I’m not sure what moving him to the bullpen would do, but it might be the best option right now. I have no doubt that Zito is a bright guy but I think he’s got an extremely large challenge in front of him that he might not ever be able to get past. He’s a poor fit for this Giants team at the moment or any team. You’re essentially placing a pitcher who’s losing the ability to miss bats and control the strike zone and putting him in front of one of the worst defenses in the National League. Zito is forced to let hitters make contact — when he’s not walking them — and when they do make contact, most of that contact is going for hits. Even if you moved Zito to a team with an elite defense, he’s still going to have trouble. You can’t survive in baseball and do what he’s doing — walking hitters, not striking out hitters, all while throwing 83mph. Barring an injury that could explain his control problems and velocity loss — indicators of arm issues — Barry Zito is going to be the most expensive 5th starter in the history of baseball.
The Giants have to be really, really worried about how Zito is pitching and his prospects for future success. This is easily the worst contract in baseball history. In 2009 his salary kicks up to $18.5M. At least in contract blunders like Darren Dreifort or Mike Hampton, they were injured for lengths of their deals and couldn’t play. Zito is healthy, as far as we know, and continuing to take the mound. What’s better, expensive and not hurting the team by not playing or expensive and hurting the team by playing?

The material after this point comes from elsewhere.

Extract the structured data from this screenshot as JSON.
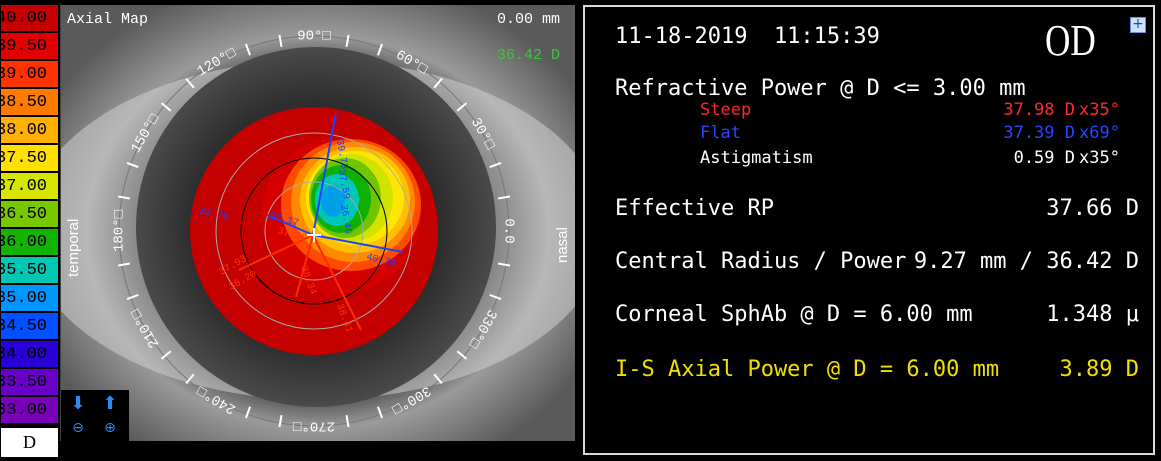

Comment Starter: Zito’s chances for setting the record for most losses by a Giants pitcher in a season? The record is currently held by Ray Sadecki for his 1968 season that ended in 18 losses. I’ll put Zito at a 60% chance right now, he’s already a third of the way there and it’s not even May.